The answer should consist of each line below that contains the word "Rotation".

Records from a dataset

*** Begin section ***

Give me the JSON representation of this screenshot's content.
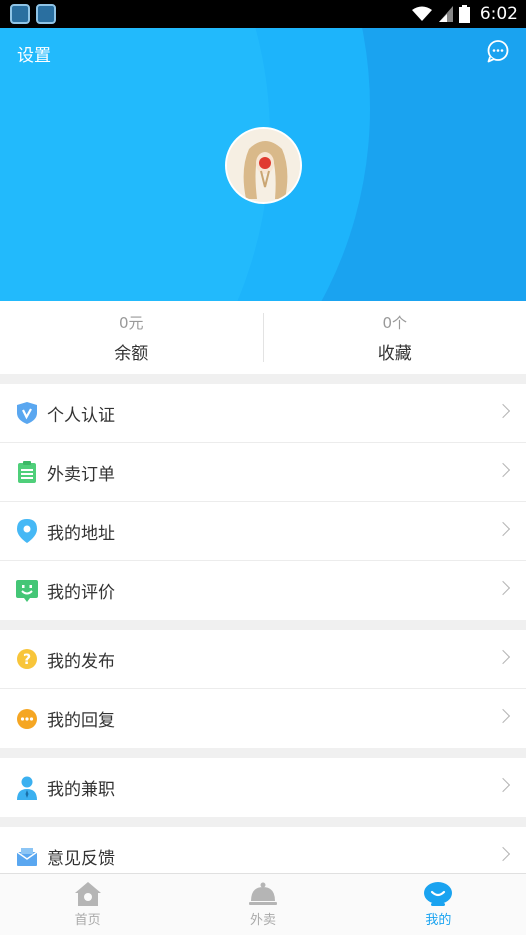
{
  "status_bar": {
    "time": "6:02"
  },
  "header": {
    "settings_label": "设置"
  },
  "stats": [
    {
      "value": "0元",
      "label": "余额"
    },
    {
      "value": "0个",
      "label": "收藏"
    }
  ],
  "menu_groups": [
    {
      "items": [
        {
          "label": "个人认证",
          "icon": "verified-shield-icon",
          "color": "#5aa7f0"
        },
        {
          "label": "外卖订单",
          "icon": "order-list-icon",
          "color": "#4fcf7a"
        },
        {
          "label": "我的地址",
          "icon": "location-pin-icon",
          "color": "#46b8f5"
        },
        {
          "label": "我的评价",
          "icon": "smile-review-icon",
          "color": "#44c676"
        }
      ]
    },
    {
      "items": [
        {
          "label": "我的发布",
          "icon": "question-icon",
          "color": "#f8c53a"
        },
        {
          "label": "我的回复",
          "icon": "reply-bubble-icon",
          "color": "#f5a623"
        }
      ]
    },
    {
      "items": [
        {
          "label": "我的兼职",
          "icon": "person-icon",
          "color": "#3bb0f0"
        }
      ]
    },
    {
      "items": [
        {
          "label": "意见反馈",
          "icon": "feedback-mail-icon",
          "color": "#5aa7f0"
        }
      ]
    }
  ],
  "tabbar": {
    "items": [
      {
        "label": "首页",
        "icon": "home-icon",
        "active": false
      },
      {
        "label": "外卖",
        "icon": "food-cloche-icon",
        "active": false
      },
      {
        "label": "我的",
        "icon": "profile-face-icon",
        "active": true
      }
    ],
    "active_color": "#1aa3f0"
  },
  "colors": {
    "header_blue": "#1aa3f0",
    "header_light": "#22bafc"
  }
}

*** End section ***
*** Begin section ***

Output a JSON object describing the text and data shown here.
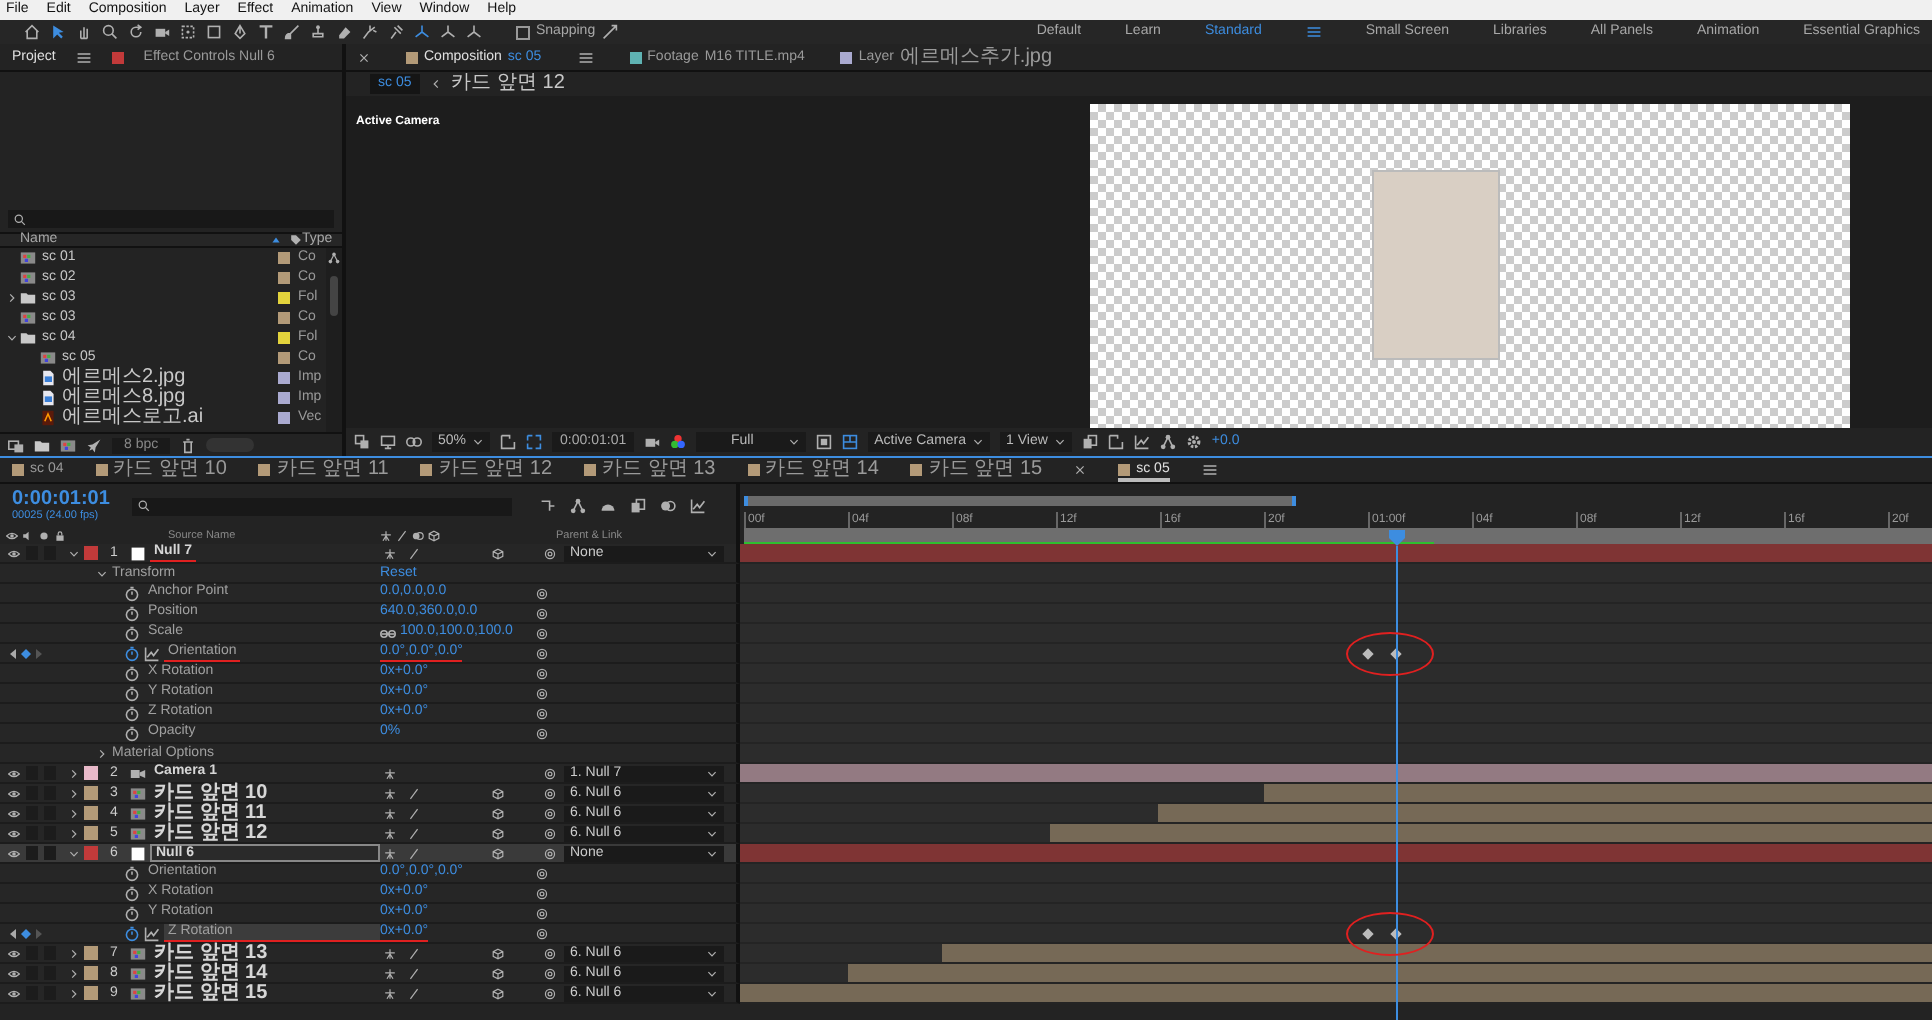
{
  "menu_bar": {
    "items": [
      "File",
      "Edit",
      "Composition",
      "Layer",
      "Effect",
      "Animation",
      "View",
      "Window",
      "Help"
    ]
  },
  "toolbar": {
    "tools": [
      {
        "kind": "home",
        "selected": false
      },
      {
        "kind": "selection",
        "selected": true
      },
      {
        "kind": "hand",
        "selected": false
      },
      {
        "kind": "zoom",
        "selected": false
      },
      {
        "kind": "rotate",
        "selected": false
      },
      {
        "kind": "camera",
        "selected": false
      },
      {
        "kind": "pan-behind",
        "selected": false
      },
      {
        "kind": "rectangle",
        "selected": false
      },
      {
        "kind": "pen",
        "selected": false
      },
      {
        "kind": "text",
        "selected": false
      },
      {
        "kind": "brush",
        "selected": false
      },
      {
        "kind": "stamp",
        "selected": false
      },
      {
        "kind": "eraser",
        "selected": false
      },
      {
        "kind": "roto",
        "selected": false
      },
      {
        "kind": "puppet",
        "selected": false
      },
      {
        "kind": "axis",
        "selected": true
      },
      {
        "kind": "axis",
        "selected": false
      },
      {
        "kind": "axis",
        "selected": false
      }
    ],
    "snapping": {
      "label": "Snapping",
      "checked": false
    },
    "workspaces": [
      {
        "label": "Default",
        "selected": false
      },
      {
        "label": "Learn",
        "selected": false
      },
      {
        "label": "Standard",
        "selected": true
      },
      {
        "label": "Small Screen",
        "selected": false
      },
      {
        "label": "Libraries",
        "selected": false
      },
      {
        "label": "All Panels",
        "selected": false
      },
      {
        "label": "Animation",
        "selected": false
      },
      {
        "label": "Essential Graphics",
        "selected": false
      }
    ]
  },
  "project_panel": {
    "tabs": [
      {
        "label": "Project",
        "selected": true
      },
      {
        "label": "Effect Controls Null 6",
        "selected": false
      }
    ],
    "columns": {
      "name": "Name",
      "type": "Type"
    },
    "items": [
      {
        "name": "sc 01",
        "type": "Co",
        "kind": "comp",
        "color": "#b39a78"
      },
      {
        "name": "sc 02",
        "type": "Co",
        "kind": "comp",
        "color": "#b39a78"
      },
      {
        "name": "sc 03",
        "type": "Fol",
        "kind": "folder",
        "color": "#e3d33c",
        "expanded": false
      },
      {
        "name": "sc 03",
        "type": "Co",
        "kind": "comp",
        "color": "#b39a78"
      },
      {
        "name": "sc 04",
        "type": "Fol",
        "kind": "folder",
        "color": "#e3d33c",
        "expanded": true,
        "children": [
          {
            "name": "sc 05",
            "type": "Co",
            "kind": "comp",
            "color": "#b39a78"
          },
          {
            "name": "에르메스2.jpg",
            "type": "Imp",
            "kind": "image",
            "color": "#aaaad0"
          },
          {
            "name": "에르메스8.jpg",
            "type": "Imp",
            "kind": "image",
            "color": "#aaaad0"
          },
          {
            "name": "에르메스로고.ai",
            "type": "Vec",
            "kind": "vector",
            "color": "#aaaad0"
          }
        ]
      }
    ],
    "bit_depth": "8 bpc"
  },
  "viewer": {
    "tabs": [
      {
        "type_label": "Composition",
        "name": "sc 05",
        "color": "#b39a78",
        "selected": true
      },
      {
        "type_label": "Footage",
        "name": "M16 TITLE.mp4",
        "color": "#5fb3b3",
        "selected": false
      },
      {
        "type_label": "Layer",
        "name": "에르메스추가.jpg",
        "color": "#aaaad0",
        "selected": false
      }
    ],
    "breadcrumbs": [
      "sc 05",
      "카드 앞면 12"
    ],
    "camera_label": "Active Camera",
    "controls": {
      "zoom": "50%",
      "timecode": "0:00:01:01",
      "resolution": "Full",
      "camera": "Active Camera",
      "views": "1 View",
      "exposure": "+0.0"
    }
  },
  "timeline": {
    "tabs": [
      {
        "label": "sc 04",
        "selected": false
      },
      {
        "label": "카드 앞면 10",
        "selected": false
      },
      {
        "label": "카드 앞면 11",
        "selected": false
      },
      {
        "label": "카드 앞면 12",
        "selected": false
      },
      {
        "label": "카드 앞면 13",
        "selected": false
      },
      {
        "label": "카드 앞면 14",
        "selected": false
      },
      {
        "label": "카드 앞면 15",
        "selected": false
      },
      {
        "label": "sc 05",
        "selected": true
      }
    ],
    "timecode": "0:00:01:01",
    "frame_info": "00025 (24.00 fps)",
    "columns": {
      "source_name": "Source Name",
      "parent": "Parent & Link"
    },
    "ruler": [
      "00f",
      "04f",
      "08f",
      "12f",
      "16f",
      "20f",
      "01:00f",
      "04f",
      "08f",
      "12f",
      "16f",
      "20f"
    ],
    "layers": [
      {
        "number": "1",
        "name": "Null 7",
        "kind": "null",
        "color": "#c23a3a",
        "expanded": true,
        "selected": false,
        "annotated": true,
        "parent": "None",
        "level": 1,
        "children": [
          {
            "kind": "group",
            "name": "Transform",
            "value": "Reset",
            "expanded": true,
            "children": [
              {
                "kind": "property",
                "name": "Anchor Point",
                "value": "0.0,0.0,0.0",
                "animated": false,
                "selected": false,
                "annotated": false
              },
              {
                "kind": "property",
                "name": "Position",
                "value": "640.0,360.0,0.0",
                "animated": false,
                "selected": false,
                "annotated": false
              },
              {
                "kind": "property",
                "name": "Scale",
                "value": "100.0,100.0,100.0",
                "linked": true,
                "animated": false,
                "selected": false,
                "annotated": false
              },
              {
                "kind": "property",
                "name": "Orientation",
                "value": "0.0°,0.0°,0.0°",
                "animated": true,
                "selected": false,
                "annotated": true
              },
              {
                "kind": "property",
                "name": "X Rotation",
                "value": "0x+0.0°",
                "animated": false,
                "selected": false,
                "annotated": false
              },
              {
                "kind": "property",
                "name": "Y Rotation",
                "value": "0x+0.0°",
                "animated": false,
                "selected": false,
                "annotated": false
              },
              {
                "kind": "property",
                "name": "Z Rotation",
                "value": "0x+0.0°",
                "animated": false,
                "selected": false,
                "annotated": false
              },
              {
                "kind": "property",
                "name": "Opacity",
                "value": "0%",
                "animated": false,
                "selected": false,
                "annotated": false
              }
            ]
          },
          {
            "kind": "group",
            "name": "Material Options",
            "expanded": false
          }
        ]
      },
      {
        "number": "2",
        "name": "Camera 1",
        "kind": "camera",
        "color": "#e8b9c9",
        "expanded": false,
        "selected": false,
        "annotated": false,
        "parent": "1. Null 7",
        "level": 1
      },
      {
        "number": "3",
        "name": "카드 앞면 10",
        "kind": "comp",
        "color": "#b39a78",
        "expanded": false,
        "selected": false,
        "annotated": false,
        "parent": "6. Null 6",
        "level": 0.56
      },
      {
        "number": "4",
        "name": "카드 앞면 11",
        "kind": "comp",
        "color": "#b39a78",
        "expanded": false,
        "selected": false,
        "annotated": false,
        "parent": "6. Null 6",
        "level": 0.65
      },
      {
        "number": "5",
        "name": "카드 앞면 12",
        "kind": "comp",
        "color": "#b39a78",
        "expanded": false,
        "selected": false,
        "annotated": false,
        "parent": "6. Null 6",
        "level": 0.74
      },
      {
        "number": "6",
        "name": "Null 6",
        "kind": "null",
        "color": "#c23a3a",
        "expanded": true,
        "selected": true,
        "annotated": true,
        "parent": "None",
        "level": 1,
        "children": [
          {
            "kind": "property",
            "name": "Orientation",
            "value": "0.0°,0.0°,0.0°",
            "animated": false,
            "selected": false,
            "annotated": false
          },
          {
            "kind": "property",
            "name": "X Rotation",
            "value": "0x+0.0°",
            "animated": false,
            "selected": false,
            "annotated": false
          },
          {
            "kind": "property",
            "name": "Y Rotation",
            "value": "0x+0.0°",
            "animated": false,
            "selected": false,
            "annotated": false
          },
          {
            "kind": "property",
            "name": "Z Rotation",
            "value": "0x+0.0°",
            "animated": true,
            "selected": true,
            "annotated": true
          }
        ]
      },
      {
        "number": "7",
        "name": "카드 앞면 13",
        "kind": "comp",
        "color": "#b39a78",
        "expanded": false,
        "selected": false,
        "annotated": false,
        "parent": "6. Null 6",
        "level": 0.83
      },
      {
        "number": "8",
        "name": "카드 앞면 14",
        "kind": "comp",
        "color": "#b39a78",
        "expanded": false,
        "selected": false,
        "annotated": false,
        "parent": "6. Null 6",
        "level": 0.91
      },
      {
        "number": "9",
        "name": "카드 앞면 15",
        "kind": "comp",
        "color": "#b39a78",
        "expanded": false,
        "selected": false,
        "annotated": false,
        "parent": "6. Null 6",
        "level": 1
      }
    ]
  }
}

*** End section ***
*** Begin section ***

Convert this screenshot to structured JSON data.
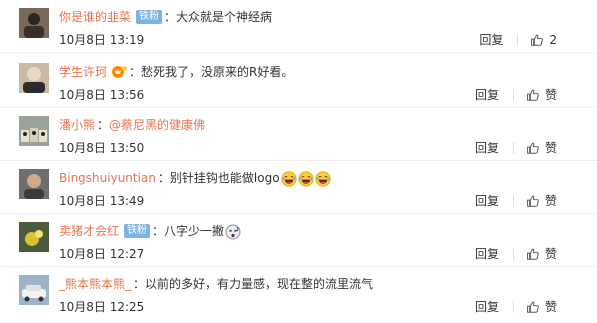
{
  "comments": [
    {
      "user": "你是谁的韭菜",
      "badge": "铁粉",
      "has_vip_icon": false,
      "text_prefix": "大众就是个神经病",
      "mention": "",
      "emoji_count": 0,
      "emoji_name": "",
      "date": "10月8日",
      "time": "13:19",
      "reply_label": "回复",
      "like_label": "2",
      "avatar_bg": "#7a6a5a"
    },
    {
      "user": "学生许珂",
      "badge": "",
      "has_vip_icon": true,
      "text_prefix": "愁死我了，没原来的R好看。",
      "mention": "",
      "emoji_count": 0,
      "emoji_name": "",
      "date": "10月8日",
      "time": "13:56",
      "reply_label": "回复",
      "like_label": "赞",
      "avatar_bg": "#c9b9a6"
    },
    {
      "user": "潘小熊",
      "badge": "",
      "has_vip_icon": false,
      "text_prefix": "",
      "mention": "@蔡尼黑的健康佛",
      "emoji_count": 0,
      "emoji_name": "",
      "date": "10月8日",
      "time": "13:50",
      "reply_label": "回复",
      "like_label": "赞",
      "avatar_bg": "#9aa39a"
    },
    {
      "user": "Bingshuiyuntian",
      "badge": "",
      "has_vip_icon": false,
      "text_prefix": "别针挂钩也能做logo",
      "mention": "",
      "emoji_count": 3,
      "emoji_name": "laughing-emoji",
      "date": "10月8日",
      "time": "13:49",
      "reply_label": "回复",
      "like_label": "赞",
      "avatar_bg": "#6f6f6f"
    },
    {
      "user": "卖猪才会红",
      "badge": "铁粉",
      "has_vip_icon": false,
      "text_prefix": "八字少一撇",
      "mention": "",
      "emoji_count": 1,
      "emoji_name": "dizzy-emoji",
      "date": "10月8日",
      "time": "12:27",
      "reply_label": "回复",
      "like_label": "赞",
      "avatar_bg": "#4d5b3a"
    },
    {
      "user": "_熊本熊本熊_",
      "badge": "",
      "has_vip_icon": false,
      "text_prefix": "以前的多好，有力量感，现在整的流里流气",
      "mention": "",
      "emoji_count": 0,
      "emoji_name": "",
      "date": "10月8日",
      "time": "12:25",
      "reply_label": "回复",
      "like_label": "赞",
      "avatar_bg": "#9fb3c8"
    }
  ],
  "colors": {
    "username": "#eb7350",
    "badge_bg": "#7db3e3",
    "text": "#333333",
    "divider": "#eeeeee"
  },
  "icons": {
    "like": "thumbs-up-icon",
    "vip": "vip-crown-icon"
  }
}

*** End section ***

◆ **Answer to the problem**:
                "name": "X Rotation",
                "name": "Y Rotation",
                "name": "Z Rotation",
            "name": "X Rotation",
            "name": "Y Rotation",
            "name": "Z Rotation",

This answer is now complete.